__WORK REQUEST__.
A faithful, complete copy of the records is required.

__MATERIAL PROVIDED__.
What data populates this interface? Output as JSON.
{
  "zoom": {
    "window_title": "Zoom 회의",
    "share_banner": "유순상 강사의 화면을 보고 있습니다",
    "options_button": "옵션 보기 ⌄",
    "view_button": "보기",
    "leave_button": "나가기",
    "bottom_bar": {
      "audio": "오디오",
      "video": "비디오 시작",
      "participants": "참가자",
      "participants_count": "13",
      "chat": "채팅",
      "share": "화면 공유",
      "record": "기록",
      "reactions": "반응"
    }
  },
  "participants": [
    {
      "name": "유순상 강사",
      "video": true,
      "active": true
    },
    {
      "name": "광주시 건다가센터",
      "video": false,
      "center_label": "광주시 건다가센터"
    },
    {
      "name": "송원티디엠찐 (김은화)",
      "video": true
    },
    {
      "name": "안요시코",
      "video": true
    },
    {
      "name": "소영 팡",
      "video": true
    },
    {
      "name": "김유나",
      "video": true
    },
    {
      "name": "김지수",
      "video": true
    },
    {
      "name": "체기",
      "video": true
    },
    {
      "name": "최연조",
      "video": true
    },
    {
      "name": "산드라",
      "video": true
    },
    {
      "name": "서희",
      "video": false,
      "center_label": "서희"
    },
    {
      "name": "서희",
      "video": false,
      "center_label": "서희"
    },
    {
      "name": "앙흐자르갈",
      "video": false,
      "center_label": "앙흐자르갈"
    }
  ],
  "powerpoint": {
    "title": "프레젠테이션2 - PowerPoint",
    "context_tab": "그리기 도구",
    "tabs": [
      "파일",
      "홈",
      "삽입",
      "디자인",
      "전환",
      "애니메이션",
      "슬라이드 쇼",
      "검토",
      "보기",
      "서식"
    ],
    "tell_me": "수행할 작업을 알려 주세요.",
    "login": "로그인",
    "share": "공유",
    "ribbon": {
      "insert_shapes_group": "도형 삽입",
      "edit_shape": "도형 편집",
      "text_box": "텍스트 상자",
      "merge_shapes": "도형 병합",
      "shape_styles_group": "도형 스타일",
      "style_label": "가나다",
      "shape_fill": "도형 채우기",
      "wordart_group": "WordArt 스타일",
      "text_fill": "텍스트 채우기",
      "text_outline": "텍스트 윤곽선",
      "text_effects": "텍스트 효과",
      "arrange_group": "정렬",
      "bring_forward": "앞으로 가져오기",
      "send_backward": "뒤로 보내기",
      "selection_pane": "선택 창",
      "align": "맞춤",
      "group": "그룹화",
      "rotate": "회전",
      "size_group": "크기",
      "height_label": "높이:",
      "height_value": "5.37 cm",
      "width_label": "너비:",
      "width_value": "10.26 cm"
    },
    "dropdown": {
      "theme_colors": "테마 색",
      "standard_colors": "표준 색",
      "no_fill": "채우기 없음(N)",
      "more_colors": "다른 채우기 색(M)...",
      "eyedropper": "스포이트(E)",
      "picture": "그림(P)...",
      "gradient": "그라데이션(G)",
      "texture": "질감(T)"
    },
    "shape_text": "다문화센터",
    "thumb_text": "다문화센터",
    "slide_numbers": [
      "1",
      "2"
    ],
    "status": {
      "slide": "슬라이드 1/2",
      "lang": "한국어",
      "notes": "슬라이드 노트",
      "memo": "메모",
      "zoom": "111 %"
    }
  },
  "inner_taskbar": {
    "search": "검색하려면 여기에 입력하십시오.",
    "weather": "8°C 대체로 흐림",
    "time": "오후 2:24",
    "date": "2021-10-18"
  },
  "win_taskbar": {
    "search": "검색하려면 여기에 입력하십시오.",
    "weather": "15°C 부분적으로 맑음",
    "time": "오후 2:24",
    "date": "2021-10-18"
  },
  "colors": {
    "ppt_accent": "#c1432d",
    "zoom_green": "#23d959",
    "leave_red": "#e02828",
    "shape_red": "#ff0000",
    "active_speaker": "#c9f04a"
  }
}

__ANSWER TO THE PROBLEM__.
What data populates this interface? Output as JSON.
{
  "zoom": {
    "window_title": "Zoom 회의",
    "share_banner": "유순상 강사의 화면을 보고 있습니다",
    "options_button": "옵션 보기 ⌄",
    "view_button": "보기",
    "leave_button": "나가기",
    "bottom_bar": {
      "audio": "오디오",
      "video": "비디오 시작",
      "participants": "참가자",
      "participants_count": "13",
      "chat": "채팅",
      "share": "화면 공유",
      "record": "기록",
      "reactions": "반응"
    }
  },
  "participants": [
    {
      "name": "유순상 강사",
      "video": true,
      "active": true
    },
    {
      "name": "광주시 건다가센터",
      "video": false,
      "center_label": "광주시 건다가센터"
    },
    {
      "name": "송원티디엠찐 (김은화)",
      "video": true
    },
    {
      "name": "안요시코",
      "video": true
    },
    {
      "name": "소영 팡",
      "video": true
    },
    {
      "name": "김유나",
      "video": true
    },
    {
      "name": "김지수",
      "video": true
    },
    {
      "name": "체기",
      "video": true
    },
    {
      "name": "최연조",
      "video": true
    },
    {
      "name": "산드라",
      "video": true
    },
    {
      "name": "서희",
      "video": false,
      "center_label": "서희"
    },
    {
      "name": "서희",
      "video": false,
      "center_label": "서희"
    },
    {
      "name": "앙흐자르갈",
      "video": false,
      "center_label": "앙흐자르갈"
    }
  ],
  "powerpoint": {
    "title": "프레젠테이션2 - PowerPoint",
    "context_tab": "그리기 도구",
    "tabs": [
      "파일",
      "홈",
      "삽입",
      "디자인",
      "전환",
      "애니메이션",
      "슬라이드 쇼",
      "검토",
      "보기",
      "서식"
    ],
    "tell_me": "수행할 작업을 알려 주세요.",
    "login": "로그인",
    "share": "공유",
    "ribbon": {
      "insert_shapes_group": "도형 삽입",
      "edit_shape": "도형 편집",
      "text_box": "텍스트 상자",
      "merge_shapes": "도형 병합",
      "shape_styles_group": "도형 스타일",
      "style_label": "가나다",
      "shape_fill": "도형 채우기",
      "wordart_group": "WordArt 스타일",
      "text_fill": "텍스트 채우기",
      "text_outline": "텍스트 윤곽선",
      "text_effects": "텍스트 효과",
      "arrange_group": "정렬",
      "bring_forward": "앞으로 가져오기",
      "send_backward": "뒤로 보내기",
      "selection_pane": "선택 창",
      "align": "맞춤",
      "group": "그룹화",
      "rotate": "회전",
      "size_group": "크기",
      "height_label": "높이:",
      "height_value": "5.37 cm",
      "width_label": "너비:",
      "width_value": "10.26 cm"
    },
    "dropdown": {
      "theme_colors": "테마 색",
      "standard_colors": "표준 색",
      "no_fill": "채우기 없음(N)",
      "more_colors": "다른 채우기 색(M)...",
      "eyedropper": "스포이트(E)",
      "picture": "그림(P)...",
      "gradient": "그라데이션(G)",
      "texture": "질감(T)"
    },
    "shape_text": "다문화센터",
    "thumb_text": "다문화센터",
    "slide_numbers": [
      "1",
      "2"
    ],
    "status": {
      "slide": "슬라이드 1/2",
      "lang": "한국어",
      "notes": "슬라이드 노트",
      "memo": "메모",
      "zoom": "111 %"
    }
  },
  "inner_taskbar": {
    "search": "검색하려면 여기에 입력하십시오.",
    "weather": "8°C 대체로 흐림",
    "time": "오후 2:24",
    "date": "2021-10-18"
  },
  "win_taskbar": {
    "search": "검색하려면 여기에 입력하십시오.",
    "weather": "15°C 부분적으로 맑음",
    "time": "오후 2:24",
    "date": "2021-10-18"
  },
  "colors": {
    "ppt_accent": "#c1432d",
    "zoom_green": "#23d959",
    "leave_red": "#e02828",
    "shape_red": "#ff0000",
    "active_speaker": "#c9f04a"
  }
}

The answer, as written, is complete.